These are the kinds of financial mechanisms that lubricated the gears of FIFA-Africa relations.
… But also the heart
But loyalty to Blatter in Africa has also emotional roots: a collective affirmation of the extent to which Africans at FIFA have succeeded in making the world body their own.
Unlike at the UN (especially the Security Council) and the International Monetary Fund, Africans are kingmakers at Fifa. They wield real power, shape policy, and gain wealth and status on a global scale thanks to the sport’s planetary popularity.
In 1998, Blatter’s presidential campaign recognized this reality and paid his respects to African power brokers with the promise to hold an “African World Cup” in the near future.
This commitment was tested in 2000 when Germany acquired hosting rights for the 2006 tournament in controversial circumstances. Germany received 12 votes to South Africa’s 11, with Charles Dempsey of Oceania abstaining (despite instructions from his constituents to support South Africa).
This unprecedented decision prevented Blatter from casting the tie-breaking vote for South Africa. Blatter, a savvy politician, sprung into action, introducing a new procedural rule that awarded World Cup hosting rights on continental rotation, starting with Africa, of course.
The former president endeared himself to African constituents from Algiers to Zululand by bringing the 2010 World Cup to South Africa.
He embraced vuvuzelas in local stadiums despite broadcasters’ complaints about the noise at the 2009 Confederations Cup.
“It is African culture,” Blatter told the media. “We are in Africa and we have to allow them to practice their culture as much as they want to.”
In the buildup to the tournament, Blatter announced the establishment of Football for Hope, a Fifa corporate social responsibility project that intends to build small artificial pitches in 20 African countries.
In an ironic twist, however, the successful South African World Cup may have undermined Blatter. On Monday, June 1, The New York Times reported information that “linked Mr. Blatter’s top deputy, Jérôme Valcke, to a series of payments that are believed to be bribes connected to South Africa’s winning the vote that gave it the 2010 World Cup.”

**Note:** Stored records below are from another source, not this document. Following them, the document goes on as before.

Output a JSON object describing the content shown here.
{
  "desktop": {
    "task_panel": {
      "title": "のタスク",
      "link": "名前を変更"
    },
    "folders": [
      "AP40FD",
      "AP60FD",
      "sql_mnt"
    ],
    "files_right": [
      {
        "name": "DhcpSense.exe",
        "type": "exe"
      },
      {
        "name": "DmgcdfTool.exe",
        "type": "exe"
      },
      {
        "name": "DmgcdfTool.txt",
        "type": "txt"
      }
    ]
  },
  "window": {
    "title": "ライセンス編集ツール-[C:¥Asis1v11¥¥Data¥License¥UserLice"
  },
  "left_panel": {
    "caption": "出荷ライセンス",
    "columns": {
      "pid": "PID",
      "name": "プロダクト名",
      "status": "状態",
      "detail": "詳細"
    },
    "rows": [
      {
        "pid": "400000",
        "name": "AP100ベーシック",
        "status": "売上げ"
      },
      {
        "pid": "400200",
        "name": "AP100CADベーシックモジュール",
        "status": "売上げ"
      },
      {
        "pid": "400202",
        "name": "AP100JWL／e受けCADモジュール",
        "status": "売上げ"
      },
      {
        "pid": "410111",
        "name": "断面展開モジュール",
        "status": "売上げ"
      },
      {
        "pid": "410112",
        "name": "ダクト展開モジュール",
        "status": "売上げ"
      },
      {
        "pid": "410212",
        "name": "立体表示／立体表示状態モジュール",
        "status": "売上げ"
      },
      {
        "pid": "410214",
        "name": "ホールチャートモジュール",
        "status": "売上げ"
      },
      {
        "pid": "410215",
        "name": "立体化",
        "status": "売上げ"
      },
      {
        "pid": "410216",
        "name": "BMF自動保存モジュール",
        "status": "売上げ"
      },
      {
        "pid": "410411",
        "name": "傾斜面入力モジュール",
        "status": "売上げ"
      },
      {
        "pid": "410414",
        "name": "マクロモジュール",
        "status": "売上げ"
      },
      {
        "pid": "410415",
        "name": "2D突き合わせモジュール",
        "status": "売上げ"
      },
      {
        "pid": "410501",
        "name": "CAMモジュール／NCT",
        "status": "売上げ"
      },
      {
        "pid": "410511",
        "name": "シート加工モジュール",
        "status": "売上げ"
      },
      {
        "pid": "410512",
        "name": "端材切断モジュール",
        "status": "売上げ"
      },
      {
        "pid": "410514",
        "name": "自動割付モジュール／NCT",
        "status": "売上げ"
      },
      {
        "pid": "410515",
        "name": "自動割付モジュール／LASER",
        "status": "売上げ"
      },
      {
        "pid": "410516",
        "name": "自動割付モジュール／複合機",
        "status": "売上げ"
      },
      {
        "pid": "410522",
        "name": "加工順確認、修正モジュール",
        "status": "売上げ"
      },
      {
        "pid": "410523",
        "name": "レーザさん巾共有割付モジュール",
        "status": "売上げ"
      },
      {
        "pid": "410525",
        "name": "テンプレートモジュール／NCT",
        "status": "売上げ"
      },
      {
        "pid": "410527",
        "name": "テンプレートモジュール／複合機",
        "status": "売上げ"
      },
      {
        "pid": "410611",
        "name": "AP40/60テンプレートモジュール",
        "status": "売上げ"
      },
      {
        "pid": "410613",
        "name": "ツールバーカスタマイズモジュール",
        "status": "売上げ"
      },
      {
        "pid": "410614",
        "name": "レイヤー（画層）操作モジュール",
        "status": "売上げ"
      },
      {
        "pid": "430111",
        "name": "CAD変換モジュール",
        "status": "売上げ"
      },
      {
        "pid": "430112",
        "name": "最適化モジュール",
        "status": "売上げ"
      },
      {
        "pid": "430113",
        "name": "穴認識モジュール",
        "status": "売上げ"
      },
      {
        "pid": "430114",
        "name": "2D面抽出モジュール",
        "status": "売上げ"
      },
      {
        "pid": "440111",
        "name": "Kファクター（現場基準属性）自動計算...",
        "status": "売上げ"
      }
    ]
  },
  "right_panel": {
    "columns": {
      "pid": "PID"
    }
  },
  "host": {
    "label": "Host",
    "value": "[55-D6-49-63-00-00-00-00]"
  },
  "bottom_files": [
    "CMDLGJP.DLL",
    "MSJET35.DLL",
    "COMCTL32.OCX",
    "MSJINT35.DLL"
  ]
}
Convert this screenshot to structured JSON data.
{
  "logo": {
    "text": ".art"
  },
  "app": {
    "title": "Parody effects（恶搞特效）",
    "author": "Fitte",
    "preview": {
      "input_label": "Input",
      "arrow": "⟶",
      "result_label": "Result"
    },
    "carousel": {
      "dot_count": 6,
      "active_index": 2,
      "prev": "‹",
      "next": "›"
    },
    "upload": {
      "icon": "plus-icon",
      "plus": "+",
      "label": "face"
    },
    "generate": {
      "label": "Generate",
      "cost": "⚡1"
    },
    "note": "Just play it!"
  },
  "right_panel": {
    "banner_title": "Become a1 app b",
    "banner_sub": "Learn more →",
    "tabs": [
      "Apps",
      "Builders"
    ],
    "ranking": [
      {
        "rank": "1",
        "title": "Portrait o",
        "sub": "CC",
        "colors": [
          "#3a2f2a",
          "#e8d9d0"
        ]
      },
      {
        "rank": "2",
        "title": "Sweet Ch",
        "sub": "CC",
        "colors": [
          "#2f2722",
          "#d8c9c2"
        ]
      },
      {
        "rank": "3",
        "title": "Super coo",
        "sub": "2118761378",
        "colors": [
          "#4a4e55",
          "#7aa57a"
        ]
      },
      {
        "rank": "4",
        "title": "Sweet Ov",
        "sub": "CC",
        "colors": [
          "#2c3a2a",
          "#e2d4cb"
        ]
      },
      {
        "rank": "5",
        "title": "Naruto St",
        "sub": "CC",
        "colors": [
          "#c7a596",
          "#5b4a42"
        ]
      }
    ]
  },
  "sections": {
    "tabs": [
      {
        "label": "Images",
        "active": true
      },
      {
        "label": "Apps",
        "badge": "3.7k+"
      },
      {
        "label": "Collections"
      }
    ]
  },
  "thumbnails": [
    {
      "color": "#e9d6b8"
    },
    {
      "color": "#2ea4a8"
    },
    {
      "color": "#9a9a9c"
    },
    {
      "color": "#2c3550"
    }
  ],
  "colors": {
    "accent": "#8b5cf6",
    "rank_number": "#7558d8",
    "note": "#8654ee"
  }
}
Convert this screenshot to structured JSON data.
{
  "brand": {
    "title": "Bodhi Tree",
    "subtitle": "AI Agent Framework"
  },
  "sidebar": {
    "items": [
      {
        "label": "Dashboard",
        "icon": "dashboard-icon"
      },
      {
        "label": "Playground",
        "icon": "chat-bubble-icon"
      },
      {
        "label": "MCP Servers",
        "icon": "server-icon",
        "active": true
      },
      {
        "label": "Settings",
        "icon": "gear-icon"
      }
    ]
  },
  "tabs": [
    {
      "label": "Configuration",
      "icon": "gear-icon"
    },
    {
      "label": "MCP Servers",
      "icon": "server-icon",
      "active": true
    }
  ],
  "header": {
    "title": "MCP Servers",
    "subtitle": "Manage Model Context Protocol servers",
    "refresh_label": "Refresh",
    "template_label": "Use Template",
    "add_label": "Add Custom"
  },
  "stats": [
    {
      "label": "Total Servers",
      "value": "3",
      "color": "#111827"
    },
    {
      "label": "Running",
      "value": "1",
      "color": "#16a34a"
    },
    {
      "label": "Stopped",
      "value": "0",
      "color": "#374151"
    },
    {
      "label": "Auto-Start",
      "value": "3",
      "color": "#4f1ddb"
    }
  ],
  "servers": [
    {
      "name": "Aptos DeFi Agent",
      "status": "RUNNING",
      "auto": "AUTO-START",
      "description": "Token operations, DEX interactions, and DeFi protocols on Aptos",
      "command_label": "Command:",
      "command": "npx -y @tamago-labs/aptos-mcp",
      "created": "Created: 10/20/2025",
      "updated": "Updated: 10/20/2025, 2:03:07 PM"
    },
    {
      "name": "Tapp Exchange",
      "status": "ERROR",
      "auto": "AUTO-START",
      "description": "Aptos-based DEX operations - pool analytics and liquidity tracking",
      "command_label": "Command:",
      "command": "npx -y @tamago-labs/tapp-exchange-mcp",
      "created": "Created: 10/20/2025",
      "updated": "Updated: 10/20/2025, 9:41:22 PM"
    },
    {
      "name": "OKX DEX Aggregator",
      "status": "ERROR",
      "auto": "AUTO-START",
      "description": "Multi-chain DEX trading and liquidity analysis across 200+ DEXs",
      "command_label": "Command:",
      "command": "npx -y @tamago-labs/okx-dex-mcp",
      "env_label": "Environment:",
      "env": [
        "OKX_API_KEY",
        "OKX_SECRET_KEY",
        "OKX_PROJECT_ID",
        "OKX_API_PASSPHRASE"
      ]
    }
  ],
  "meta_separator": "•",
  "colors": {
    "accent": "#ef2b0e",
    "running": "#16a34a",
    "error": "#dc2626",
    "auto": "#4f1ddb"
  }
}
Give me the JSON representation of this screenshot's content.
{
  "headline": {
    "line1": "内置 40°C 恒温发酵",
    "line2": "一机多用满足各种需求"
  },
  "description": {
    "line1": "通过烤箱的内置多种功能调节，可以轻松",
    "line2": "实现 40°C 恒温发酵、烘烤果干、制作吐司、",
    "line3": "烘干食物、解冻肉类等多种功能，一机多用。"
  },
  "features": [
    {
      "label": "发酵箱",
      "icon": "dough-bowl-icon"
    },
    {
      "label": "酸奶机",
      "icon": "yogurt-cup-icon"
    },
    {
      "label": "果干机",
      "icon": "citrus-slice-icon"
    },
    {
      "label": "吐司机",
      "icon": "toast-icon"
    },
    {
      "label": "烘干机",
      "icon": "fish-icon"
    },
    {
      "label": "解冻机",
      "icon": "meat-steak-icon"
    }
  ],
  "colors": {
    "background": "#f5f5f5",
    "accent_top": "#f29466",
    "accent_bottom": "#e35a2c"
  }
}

What now for African football?
With Blatter stepping down in the next few months, there is little doubt he will try to shape the future of Fifa by influencing the reform process as well as the selection of his successor.
Will a restructured Fifa weaken Africa’s and the global south’s position in world football? Will Issa Hayatou of Cameroon, Fifa senior vice president and CAF president since 1988, run in the special election? If not, then what is the likelihood that CAF will continue to vote as a united front?
These are interesting and important questions. But the more fundamental issue for African football is the need to advocate for changes in Fifa leadership and structure that can tangibly address the widening disconnect between the luxurious lifestyles of football’s political elite and the everyday struggles of millions of male and female players in towns and villages across the continent.
“People live at grassroots level, not elite level,” Thabo Dladla, a youth coach and former professional player in Pietermaritzburg, South Africa, told me. “The  World Cup was successful, but too many young people in this country still have no hope, they have no future.”
This article was originally published on The Conversation.